Website and app data records:

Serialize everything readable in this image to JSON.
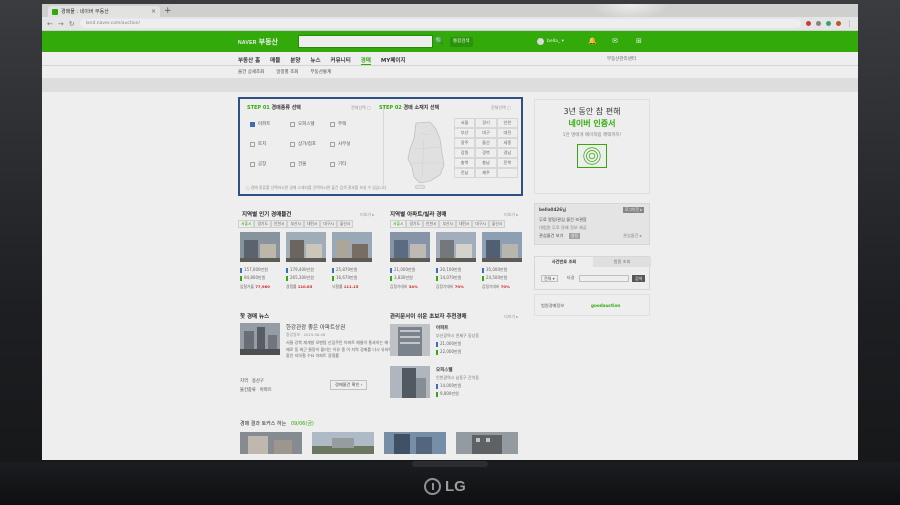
{
  "browser": {
    "tab_title": "경매물 : 네이버 부동산",
    "url": "land.naver.com/auction/"
  },
  "header": {
    "logo_naver": "NAVER",
    "logo_service": "부동산",
    "search_placeholder": "",
    "search_button": "🔍",
    "detail_button": "통합검색",
    "user_name": "bella_ ▾"
  },
  "menu": {
    "items": [
      "부동산 홈",
      "매물",
      "분양",
      "뉴스",
      "커뮤니티",
      "경매",
      "MY페이지"
    ],
    "active": "경매",
    "right_link": "부동산관리센터"
  },
  "submenu": {
    "items": [
      "물건 상세조회",
      "일정별 조회",
      "부동산통계"
    ]
  },
  "step": {
    "step1_title": "STEP 01",
    "step1_text": "경매종류 선택",
    "step1_reset": "전체선택 ▢",
    "types": [
      "아파트",
      "오피스텔",
      "주택",
      "토지",
      "상가/점포",
      "사무실",
      "공장",
      "건물",
      "기타"
    ],
    "step2_title": "STEP 02",
    "step2_text": "경매 소재지 선택",
    "step2_reset": "전체선택 ▢",
    "regions": [
      "서울",
      "경기",
      "인천",
      "부산",
      "대구",
      "대전",
      "광주",
      "울산",
      "세종",
      "강원",
      "경북",
      "경남",
      "충북",
      "충남",
      "전북",
      "전남",
      "제주",
      ""
    ],
    "note": "▢ 경매 종류를 선택하시면 경매 소재지를 선택하시면 물건 검색 결과를 보실 수 있습니다."
  },
  "left_popular": {
    "title": "지역별 인기 경매물건",
    "more": "더보기 ▸",
    "chips": [
      "서울시",
      "경기도",
      "인천시",
      "부산시",
      "대전시",
      "대구시",
      "울산시"
    ],
    "items": [
      {
        "appraisal": "157,000만원",
        "minimum": "94,800만원"
      },
      {
        "appraisal": "179,400만원",
        "minimum": "265,300만원"
      },
      {
        "appraisal": "25,870만원",
        "minimum": "16,670만원"
      }
    ],
    "stats": [
      {
        "label": "입찰가율",
        "value": "77,960"
      },
      {
        "label": "경쟁률",
        "value": "110.85"
      },
      {
        "label": "낙찰률",
        "value": "111.15"
      }
    ]
  },
  "right_popular": {
    "title": "지역별 아파트/빌라 경매",
    "more": "더보기 ▸",
    "chips": [
      "서울시",
      "경기도",
      "인천시",
      "부산시",
      "대전시",
      "대구시",
      "울산시"
    ],
    "items": [
      {
        "appraisal": "21,000만원",
        "minimum": "3,830만원"
      },
      {
        "appraisal": "20,100만원",
        "minimum": "14,070만원"
      },
      {
        "appraisal": "35,000만원",
        "minimum": "24,500만원"
      }
    ],
    "stats": [
      {
        "label": "감정가대비",
        "value": "34%"
      },
      {
        "label": "감정가대비",
        "value": "70%"
      },
      {
        "label": "감정가대비",
        "value": "70%"
      }
    ]
  },
  "news": {
    "title": "핫 경매 뉴스",
    "headline": "한강관광 좋은 아파트상권",
    "subline": "중앙일보 · 2019.08.06",
    "body": "서울 강북 재개발 모멘텀 신입주민 아파트 매물이 통과하는 매 매물들 중 팔아서 경매로 동 최근 물량이 몰리는 이유 중 이 지역 경매를 다시 유의해야 기간이 점 상승 중인 지하철 수요 아파트 경쟁률",
    "kv1_label": "지역",
    "kv1_value": "용산구",
    "kv2_label": "물건종류",
    "kv2_value": "아파트",
    "detail_button": "경매물건 확인 ›"
  },
  "sale": {
    "title": "관리문서이 쉬운 초보자 추천경매",
    "more": "더보기 ▸",
    "items": [
      {
        "name": "아파트",
        "addr": "부산광역시 연제구 동상동",
        "appraisal": "21,000만원",
        "minimum": "22,000만원"
      },
      {
        "name": "오피스텔",
        "addr": "인천광역시 남동구 간석동",
        "appraisal": "14,000만원",
        "minimum": "9,800만원"
      }
    ]
  },
  "bottom": {
    "title": "경매 결과 토커스 하는",
    "date": "09/06(금)"
  },
  "rail": {
    "ad_line1": "3년 동안 참 편해",
    "ad_line2": "네이버 인증서",
    "ad_line3": "1만 명에게 페이적립 혜택까지!",
    "login_user": "bella0426님",
    "login_sub": "무료 알림/관심 물건 보관함",
    "login_sub2": "대법원 무료 경매 정보 제공",
    "login_sub3": "관심물건 보기",
    "login_btn": "로그아웃 ▸",
    "login_btn2": "설정",
    "login_more": "관심물건 ▸",
    "search_tab1": "사건번호 조회",
    "search_tab2": "법원 조회",
    "search_sel1": "전체 ▾",
    "search_sel2": "타경",
    "search_go": "검색",
    "partner1": "법원경매정보",
    "partner2": "goodauction"
  },
  "colors": {
    "brand_green": "#2db400",
    "step_border": "#2a4e8a",
    "tag_blue": "#3b6fc4"
  }
}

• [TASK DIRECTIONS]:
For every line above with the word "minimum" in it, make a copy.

• [SOLUTION]:
        "minimum": "94,800만원"
        "minimum": "265,300만원"
        "minimum": "16,670만원"
        "minimum": "3,830만원"
        "minimum": "14,070만원"
        "minimum": "24,500만원"
        "minimum": "22,000만원"
        "minimum": "9,800만원"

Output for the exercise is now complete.